While we don’t actually print money (wouldn’t that be nice?), as a company who has specialized in print for over 70 years, we enjoy researching history as well as the future of our craft. In this edition of Printing History, we’re going to look into how money is printed.
Old Printing Styles for New Bills
For a currency used the world over, you’d imagine that every step of the printing process for United States currency would be state-of-the-art. While there are certain high tech security features of the latest editions of currency, much of the artistry of the bill is contained in traditional techniques. Rather than using modern ink cartridges or laser printing technology, the main images on US currency are still stamped in a printing press. The currency designs are, for the most part, manually engraved into metal plates by engraving specialists. This painstaking attention to detail is evident on every US bill. Using the technology of yesteryear makes it even more difficult for counterfeiters to replicate. The additional of color-shifting designs that only appear in certain angles and with types of light also add to the currency’s complexity and hinder reproduction.
“Paper” money isn’t paper at all.
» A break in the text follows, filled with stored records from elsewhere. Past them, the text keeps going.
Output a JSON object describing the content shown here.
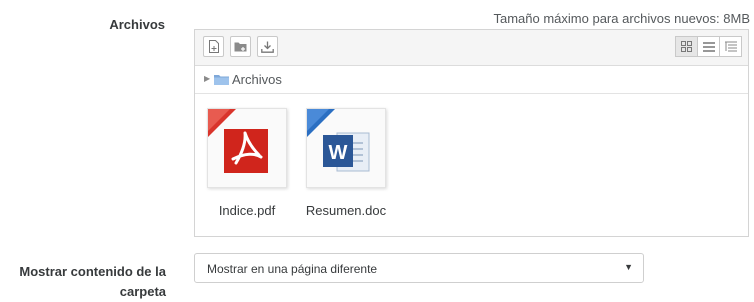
{
  "form": {
    "files_label": "Archivos",
    "max_size_text": "Tamaño máximo para archivos nuevos: 8MB",
    "display_label_line1": "Mostrar contenido de la",
    "display_label_line2": "carpeta",
    "display_select_value": "Mostrar en una página diferente"
  },
  "filepicker": {
    "toolbar": {
      "buttons": [
        "add-file-icon",
        "create-folder-icon",
        "download-icon"
      ],
      "views": [
        "icon-view-icon",
        "list-view-icon",
        "tree-view-icon"
      ],
      "active_view": "icon-view-icon"
    },
    "path": {
      "folder_name": "Archivos"
    },
    "files": [
      {
        "name": "Indice.pdf",
        "icon": "pdf-icon",
        "corner_color": "#d9342b"
      },
      {
        "name": "Resumen.doc",
        "icon": "word-doc-icon",
        "corner_color": "#2b6fc2"
      }
    ]
  }
}
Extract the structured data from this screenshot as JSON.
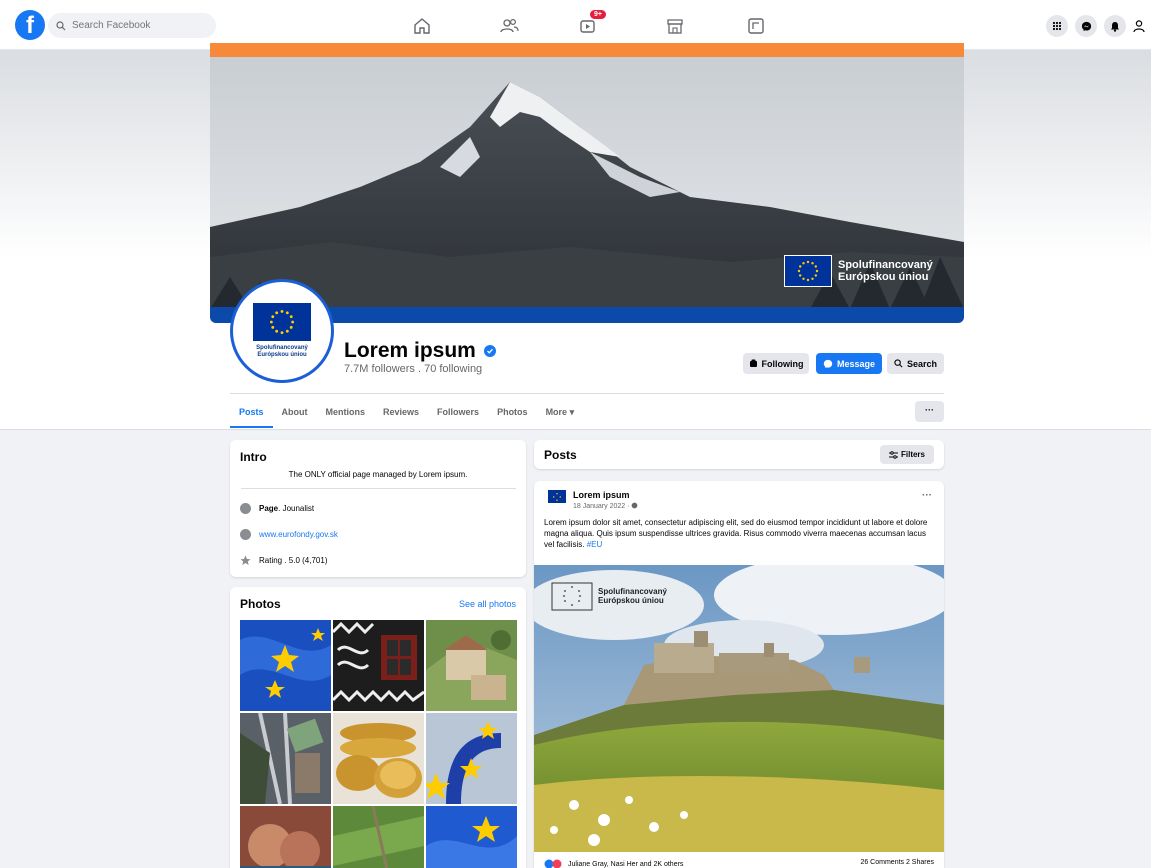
{
  "topbar": {
    "search_placeholder": "Search Facebook",
    "video_badge": "9+",
    "icons": [
      "home-icon",
      "friends-icon",
      "video-icon",
      "marketplace-icon",
      "gaming-icon",
      "menu-grid-icon",
      "messenger-icon",
      "bell-icon",
      "account-icon"
    ]
  },
  "cover": {
    "eu_text_line1": "Spolufinancovaný",
    "eu_text_line2": "Európskou úniou",
    "accent": "#f7893b",
    "band": "#0b4aa8"
  },
  "profile": {
    "avatar_line1": "Spolufinancovaný",
    "avatar_line2": "Európskou úniou",
    "name": "Lorem ipsum",
    "stats": "7.7M followers . 70 following"
  },
  "buttons": {
    "following": "Following",
    "message": "Message",
    "search": "Search",
    "more": "···"
  },
  "tabs": [
    "Posts",
    "About",
    "Mentions",
    "Reviews",
    "Followers",
    "Photos",
    "More ▾"
  ],
  "intro": {
    "title": "Intro",
    "text": "The ONLY official page managed by Lorem ipsum.",
    "page_type_label": "Page",
    "page_type": " . Jounalist",
    "website": "www.eurofondy.gov.sk",
    "rating": "Rating . 5.0 (4,701)"
  },
  "photos": {
    "title": "Photos",
    "see_all": "See all photos"
  },
  "posts": {
    "title": "Posts",
    "filters": "Filters",
    "author": "Lorem ipsum",
    "date": "18 January 2022 · ",
    "text": "Lorem ipsum dolor sit amet, consectetur adipiscing elit, sed do eiusmod tempor incididunt ut labore et dolore magna aliqua. Quis ipsum suspendisse ultrices gravida. Risus commodo viverra maecenas accumsan lacus vel facilisis. ",
    "hashtag": "#EU",
    "more": "···",
    "img_eu_line1": "Spolufinancovaný",
    "img_eu_line2": "Európskou úniou",
    "reactions": "Juliane Gray, Nasi Her and 2K others",
    "stats": "26 Comments  2 Shares"
  },
  "colors": {
    "facebook_blue": "#1877f2",
    "eu_blue": "#003399"
  }
}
If the “paper” that paper currency was printed on was indeed paper, it’s strength would probably make you want to use it for your own documents. The paper used for US currency isn’t actually paper, but rather a paper-like fabric comprised of 25% linen and 75% cotton. If you’re a fan of the paper, too bad. This paper-like fabric is especially made by the US Bureau of Engraving and Printing (BEP) for currency only. Aside from its obvious strength benefits, it being fabric allows modern security features to be built into the paper itself. A unique security thread, as well as intricate watermarks, are added to the paper before the main images are printed onto each bill. Several printing cycles, each added in a specific order, add to the extreme complexity of the design of currency.
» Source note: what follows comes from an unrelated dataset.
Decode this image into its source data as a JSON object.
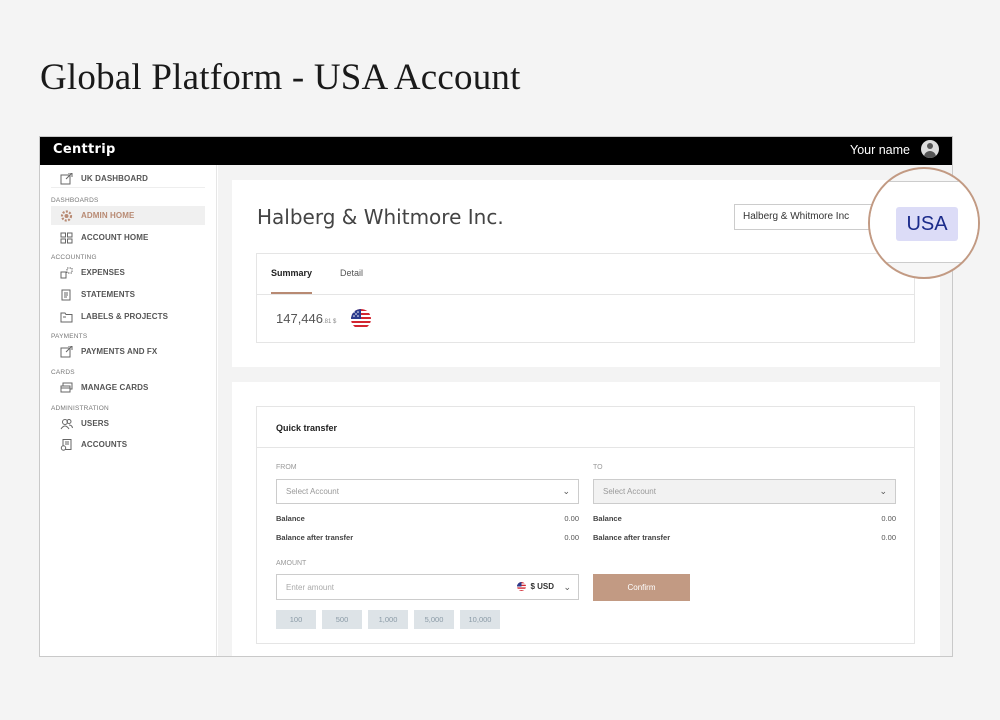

Currency Serial Numbers
The BEP’s division called Currency Overprinting Processing Equipment and Packaging (COPE-Pak) is responsible for adding the different seals and serial numbers on US currency. The Federal Reserve seal in black, the US Treasury seal in green, and the Federal Reserve identification number account for each bill. The latest serials numbers contain two prefix letters — one indicating year series, the other denoting which bank issued the bill. They also contain eight numerals and a suffix letter. The suffix letters adjust with every 99,999,999 bills. After running through a rigorous quality assurance checking and categorization process, bill sheets are ready to be cut and packaged. The sheets are sliced using a large mass cutter and packaged in batches of 4,000. The next time you hold a US bill in your hand, make sure.